_Assigned task_
In full and without error, repeat the entries below.

_Recorded data_

=====

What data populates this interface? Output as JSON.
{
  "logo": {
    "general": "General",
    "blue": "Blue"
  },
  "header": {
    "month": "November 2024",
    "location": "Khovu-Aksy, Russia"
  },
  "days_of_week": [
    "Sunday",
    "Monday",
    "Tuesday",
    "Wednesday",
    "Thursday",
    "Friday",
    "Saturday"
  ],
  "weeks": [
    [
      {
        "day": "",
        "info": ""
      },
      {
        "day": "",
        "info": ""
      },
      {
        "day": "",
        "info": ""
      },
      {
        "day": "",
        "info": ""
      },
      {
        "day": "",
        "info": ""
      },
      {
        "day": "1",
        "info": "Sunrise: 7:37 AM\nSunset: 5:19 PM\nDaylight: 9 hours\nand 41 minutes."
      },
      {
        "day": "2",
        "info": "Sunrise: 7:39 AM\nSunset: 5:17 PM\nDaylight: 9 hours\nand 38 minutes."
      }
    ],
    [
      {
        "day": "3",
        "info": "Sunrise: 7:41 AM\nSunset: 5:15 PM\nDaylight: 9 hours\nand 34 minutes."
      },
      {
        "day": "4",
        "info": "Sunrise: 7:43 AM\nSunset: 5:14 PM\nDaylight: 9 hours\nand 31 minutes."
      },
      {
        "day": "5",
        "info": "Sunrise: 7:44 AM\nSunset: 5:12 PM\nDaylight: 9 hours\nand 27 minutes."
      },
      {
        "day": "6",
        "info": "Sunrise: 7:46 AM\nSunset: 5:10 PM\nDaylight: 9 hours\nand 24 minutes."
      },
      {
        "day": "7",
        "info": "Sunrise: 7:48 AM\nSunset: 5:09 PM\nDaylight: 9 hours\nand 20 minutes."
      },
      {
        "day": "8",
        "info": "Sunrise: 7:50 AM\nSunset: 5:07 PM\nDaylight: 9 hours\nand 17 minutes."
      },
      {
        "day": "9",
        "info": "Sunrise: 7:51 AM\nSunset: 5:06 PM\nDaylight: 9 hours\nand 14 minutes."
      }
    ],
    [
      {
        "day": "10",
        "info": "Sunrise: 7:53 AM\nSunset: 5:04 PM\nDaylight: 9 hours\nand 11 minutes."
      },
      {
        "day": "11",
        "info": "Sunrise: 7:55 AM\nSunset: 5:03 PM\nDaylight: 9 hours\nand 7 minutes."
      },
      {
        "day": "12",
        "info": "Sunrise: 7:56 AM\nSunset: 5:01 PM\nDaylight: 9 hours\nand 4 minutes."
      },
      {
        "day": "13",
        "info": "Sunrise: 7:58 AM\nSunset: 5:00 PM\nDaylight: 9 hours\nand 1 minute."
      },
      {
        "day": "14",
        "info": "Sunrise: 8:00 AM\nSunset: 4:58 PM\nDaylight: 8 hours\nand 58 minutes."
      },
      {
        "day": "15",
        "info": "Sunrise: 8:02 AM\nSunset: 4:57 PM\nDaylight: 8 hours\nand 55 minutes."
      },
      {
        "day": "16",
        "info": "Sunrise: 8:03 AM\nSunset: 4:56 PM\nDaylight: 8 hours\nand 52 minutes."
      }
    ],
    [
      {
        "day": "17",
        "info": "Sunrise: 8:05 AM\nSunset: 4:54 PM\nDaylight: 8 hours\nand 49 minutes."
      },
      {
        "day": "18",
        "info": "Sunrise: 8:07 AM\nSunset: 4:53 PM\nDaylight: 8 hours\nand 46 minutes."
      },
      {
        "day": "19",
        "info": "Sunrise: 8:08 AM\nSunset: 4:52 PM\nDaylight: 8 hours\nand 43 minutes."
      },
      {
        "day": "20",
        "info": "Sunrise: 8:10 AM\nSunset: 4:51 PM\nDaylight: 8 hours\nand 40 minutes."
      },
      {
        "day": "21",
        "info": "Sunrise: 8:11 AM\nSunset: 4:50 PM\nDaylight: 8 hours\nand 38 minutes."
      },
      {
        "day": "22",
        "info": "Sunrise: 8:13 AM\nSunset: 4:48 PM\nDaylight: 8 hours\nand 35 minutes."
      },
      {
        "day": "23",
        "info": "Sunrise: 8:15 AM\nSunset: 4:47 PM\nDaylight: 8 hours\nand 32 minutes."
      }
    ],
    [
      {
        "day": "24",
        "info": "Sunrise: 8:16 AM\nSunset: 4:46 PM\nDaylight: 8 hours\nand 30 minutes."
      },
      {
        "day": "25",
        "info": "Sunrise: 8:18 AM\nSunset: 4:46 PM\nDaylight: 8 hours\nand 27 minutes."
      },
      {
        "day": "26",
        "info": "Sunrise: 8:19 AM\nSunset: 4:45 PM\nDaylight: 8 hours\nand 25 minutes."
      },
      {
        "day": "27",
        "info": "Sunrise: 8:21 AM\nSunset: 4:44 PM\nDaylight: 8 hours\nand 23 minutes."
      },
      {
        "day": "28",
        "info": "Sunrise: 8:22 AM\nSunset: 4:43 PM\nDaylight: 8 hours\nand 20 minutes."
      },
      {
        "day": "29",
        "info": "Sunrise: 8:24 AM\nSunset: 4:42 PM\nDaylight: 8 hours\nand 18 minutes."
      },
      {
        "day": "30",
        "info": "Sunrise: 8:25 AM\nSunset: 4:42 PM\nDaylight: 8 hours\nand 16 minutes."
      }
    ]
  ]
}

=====

_Answer box_
What data populates this interface? Output as JSON.
{
  "logo": {
    "general": "General",
    "blue": "Blue"
  },
  "header": {
    "month": "November 2024",
    "location": "Khovu-Aksy, Russia"
  },
  "days_of_week": [
    "Sunday",
    "Monday",
    "Tuesday",
    "Wednesday",
    "Thursday",
    "Friday",
    "Saturday"
  ],
  "weeks": [
    [
      {
        "day": "",
        "info": ""
      },
      {
        "day": "",
        "info": ""
      },
      {
        "day": "",
        "info": ""
      },
      {
        "day": "",
        "info": ""
      },
      {
        "day": "",
        "info": ""
      },
      {
        "day": "1",
        "info": "Sunrise: 7:37 AM\nSunset: 5:19 PM\nDaylight: 9 hours\nand 41 minutes."
      },
      {
        "day": "2",
        "info": "Sunrise: 7:39 AM\nSunset: 5:17 PM\nDaylight: 9 hours\nand 38 minutes."
      }
    ],
    [
      {
        "day": "3",
        "info": "Sunrise: 7:41 AM\nSunset: 5:15 PM\nDaylight: 9 hours\nand 34 minutes."
      },
      {
        "day": "4",
        "info": "Sunrise: 7:43 AM\nSunset: 5:14 PM\nDaylight: 9 hours\nand 31 minutes."
      },
      {
        "day": "5",
        "info": "Sunrise: 7:44 AM\nSunset: 5:12 PM\nDaylight: 9 hours\nand 27 minutes."
      },
      {
        "day": "6",
        "info": "Sunrise: 7:46 AM\nSunset: 5:10 PM\nDaylight: 9 hours\nand 24 minutes."
      },
      {
        "day": "7",
        "info": "Sunrise: 7:48 AM\nSunset: 5:09 PM\nDaylight: 9 hours\nand 20 minutes."
      },
      {
        "day": "8",
        "info": "Sunrise: 7:50 AM\nSunset: 5:07 PM\nDaylight: 9 hours\nand 17 minutes."
      },
      {
        "day": "9",
        "info": "Sunrise: 7:51 AM\nSunset: 5:06 PM\nDaylight: 9 hours\nand 14 minutes."
      }
    ],
    [
      {
        "day": "10",
        "info": "Sunrise: 7:53 AM\nSunset: 5:04 PM\nDaylight: 9 hours\nand 11 minutes."
      },
      {
        "day": "11",
        "info": "Sunrise: 7:55 AM\nSunset: 5:03 PM\nDaylight: 9 hours\nand 7 minutes."
      },
      {
        "day": "12",
        "info": "Sunrise: 7:56 AM\nSunset: 5:01 PM\nDaylight: 9 hours\nand 4 minutes."
      },
      {
        "day": "13",
        "info": "Sunrise: 7:58 AM\nSunset: 5:00 PM\nDaylight: 9 hours\nand 1 minute."
      },
      {
        "day": "14",
        "info": "Sunrise: 8:00 AM\nSunset: 4:58 PM\nDaylight: 8 hours\nand 58 minutes."
      },
      {
        "day": "15",
        "info": "Sunrise: 8:02 AM\nSunset: 4:57 PM\nDaylight: 8 hours\nand 55 minutes."
      },
      {
        "day": "16",
        "info": "Sunrise: 8:03 AM\nSunset: 4:56 PM\nDaylight: 8 hours\nand 52 minutes."
      }
    ],
    [
      {
        "day": "17",
        "info": "Sunrise: 8:05 AM\nSunset: 4:54 PM\nDaylight: 8 hours\nand 49 minutes."
      },
      {
        "day": "18",
        "info": "Sunrise: 8:07 AM\nSunset: 4:53 PM\nDaylight: 8 hours\nand 46 minutes."
      },
      {
        "day": "19",
        "info": "Sunrise: 8:08 AM\nSunset: 4:52 PM\nDaylight: 8 hours\nand 43 minutes."
      },
      {
        "day": "20",
        "info": "Sunrise: 8:10 AM\nSunset: 4:51 PM\nDaylight: 8 hours\nand 40 minutes."
      },
      {
        "day": "21",
        "info": "Sunrise: 8:11 AM\nSunset: 4:50 PM\nDaylight: 8 hours\nand 38 minutes."
      },
      {
        "day": "22",
        "info": "Sunrise: 8:13 AM\nSunset: 4:48 PM\nDaylight: 8 hours\nand 35 minutes."
      },
      {
        "day": "23",
        "info": "Sunrise: 8:15 AM\nSunset: 4:47 PM\nDaylight: 8 hours\nand 32 minutes."
      }
    ],
    [
      {
        "day": "24",
        "info": "Sunrise: 8:16 AM\nSunset: 4:46 PM\nDaylight: 8 hours\nand 30 minutes."
      },
      {
        "day": "25",
        "info": "Sunrise: 8:18 AM\nSunset: 4:46 PM\nDaylight: 8 hours\nand 27 minutes."
      },
      {
        "day": "26",
        "info": "Sunrise: 8:19 AM\nSunset: 4:45 PM\nDaylight: 8 hours\nand 25 minutes."
      },
      {
        "day": "27",
        "info": "Sunrise: 8:21 AM\nSunset: 4:44 PM\nDaylight: 8 hours\nand 23 minutes."
      },
      {
        "day": "28",
        "info": "Sunrise: 8:22 AM\nSunset: 4:43 PM\nDaylight: 8 hours\nand 20 minutes."
      },
      {
        "day": "29",
        "info": "Sunrise: 8:24 AM\nSunset: 4:42 PM\nDaylight: 8 hours\nand 18 minutes."
      },
      {
        "day": "30",
        "info": "Sunrise: 8:25 AM\nSunset: 4:42 PM\nDaylight: 8 hours\nand 16 minutes."
      }
    ]
  ]
}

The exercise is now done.